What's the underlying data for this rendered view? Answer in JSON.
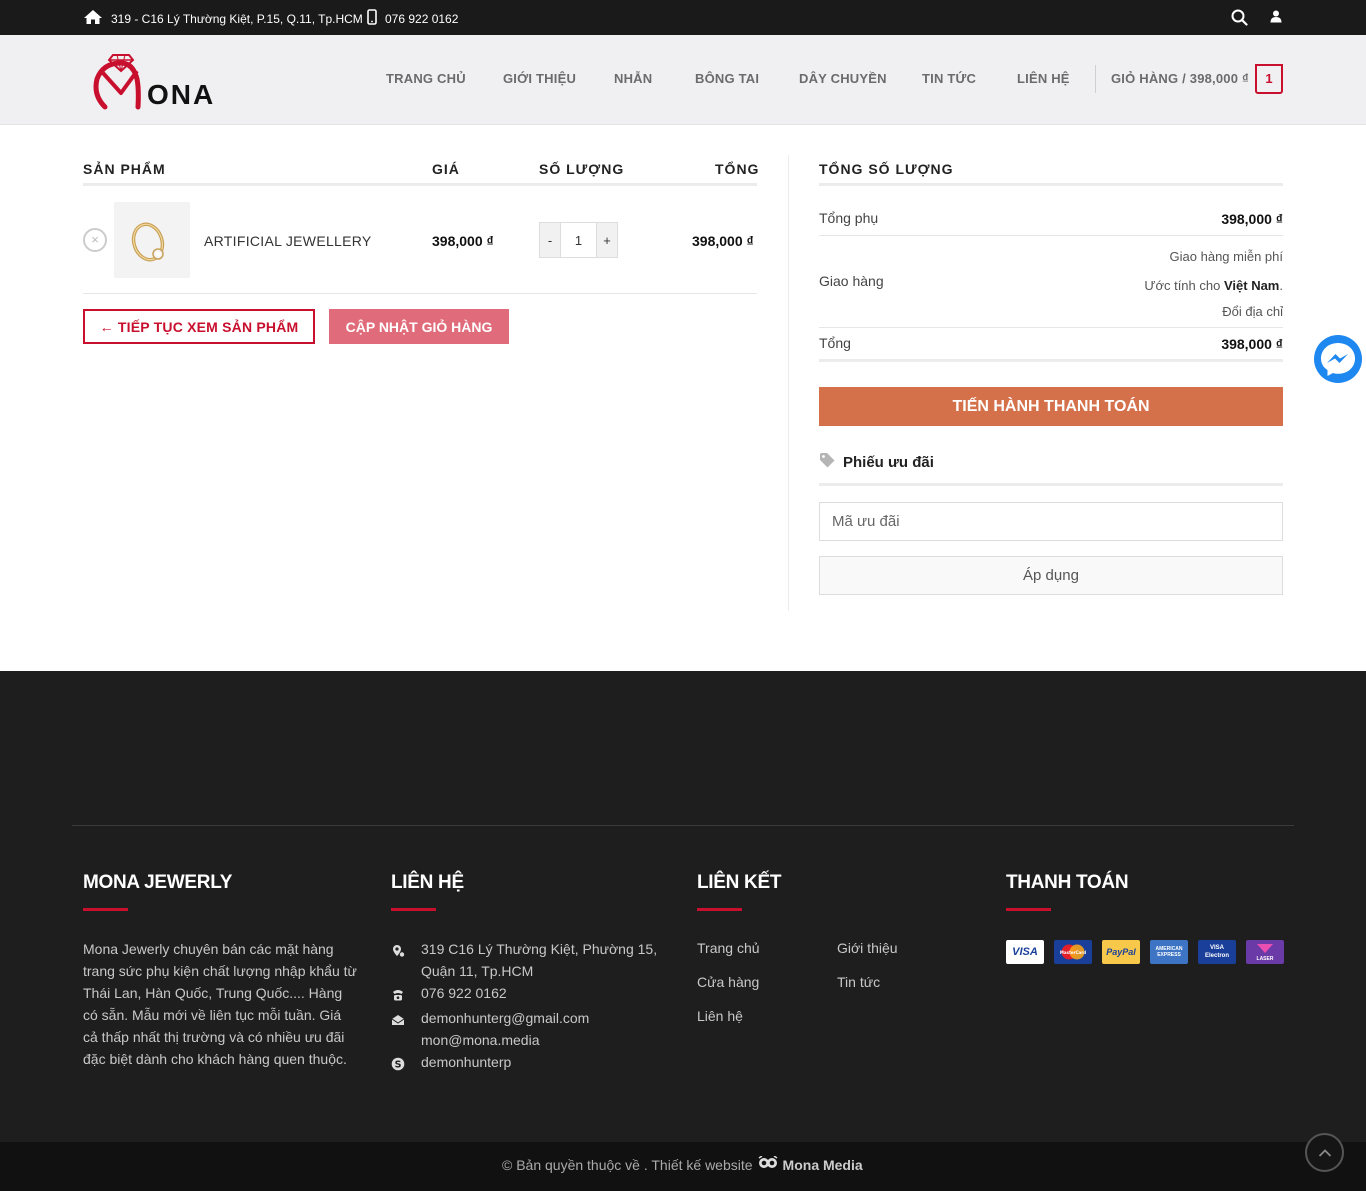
{
  "topbar": {
    "address": "319 - C16 Lý Thường Kiệt, P.15, Q.11, Tp.HCM",
    "phone": "076 922 0162"
  },
  "header": {
    "logo_text": "ONA",
    "nav": [
      "TRANG CHỦ",
      "GIỚI THIỆU",
      "NHẪN",
      "BÔNG TAI",
      "DÂY CHUYỀN",
      "TIN TỨC",
      "LIÊN HỆ"
    ],
    "cart_label": "GIỎ HÀNG / 398,000 ₫",
    "cart_count": "1"
  },
  "cart": {
    "headers": {
      "product": "SẢN PHẨM",
      "price": "GIÁ",
      "quantity": "SỐ LƯỢNG",
      "total": "TỔNG"
    },
    "item": {
      "remove": "×",
      "name": "ARTIFICIAL JEWELLERY",
      "price": "398,000 ₫",
      "qty_minus": "-",
      "qty": "1",
      "qty_plus": "+",
      "total": "398,000 ₫"
    },
    "continue_label": "← TIẾP TỤC XEM SẢN PHẨM",
    "update_label": "CẬP NHẬT GIỎ HÀNG"
  },
  "totals": {
    "heading": "TỔNG SỐ LƯỢNG",
    "subtotal_label": "Tổng phụ",
    "subtotal": "398,000 ₫",
    "shipping_label": "Giao hàng",
    "shipping_free": "Giao hàng miễn phí",
    "estimate_prefix": "Ước tính cho",
    "estimate_country": "Việt Nam",
    "change_address": "Đổi địa chỉ",
    "total_label": "Tổng",
    "total": "398,000 ₫",
    "checkout_label": "TIẾN HÀNH THANH TOÁN",
    "coupon_heading": "Phiếu ưu đãi",
    "coupon_placeholder": "Mã ưu đãi",
    "apply_label": "Áp dụng"
  },
  "footer": {
    "about_title": "MONA JEWERLY",
    "about_text": "Mona Jewerly chuyên bán các mặt hàng trang sức phụ kiện chất lượng nhập khẩu từ Thái Lan, Hàn Quốc, Trung Quốc.... Hàng có sẵn. Mẫu mới về liên tục mỗi tuần. Giá cả thấp nhất thị trường và có nhiều ưu đãi đặc biệt dành cho khách hàng quen thuộc.",
    "contact_title": "LIÊN HỆ",
    "contact_address": "319 C16 Lý Thường Kiệt, Phường 15, Quận 11, Tp.HCM",
    "contact_phone": "076 922 0162",
    "contact_email1": "demonhunterg@gmail.com",
    "contact_email2": "mon@mona.media",
    "contact_skype": "demonhunterp",
    "links_title": "LIÊN KẾT",
    "links": [
      "Trang chủ",
      "Giới thiệu",
      "Cửa hàng",
      "Tin tức",
      "Liên hệ"
    ],
    "payment_title": "THANH TOÁN",
    "payments": [
      "VISA",
      "MasterCard",
      "PayPal",
      "AMERICAN EXPRESS",
      "VISA Electron",
      "LASER"
    ]
  },
  "bottom": {
    "copyright": "© Bản quyền thuộc về . Thiết kế website",
    "brand": "Mona Media"
  },
  "colors": {
    "accent": "#c8102e",
    "checkout": "#d4704a",
    "update": "#e06b7a",
    "footer_bg": "#1e1e1e"
  }
}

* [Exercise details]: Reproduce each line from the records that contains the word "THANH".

* [Solution to the problem]:
    "checkout_label": "TIẾN HÀNH THANH TOÁN",
    "payment_title": "THANH TOÁN",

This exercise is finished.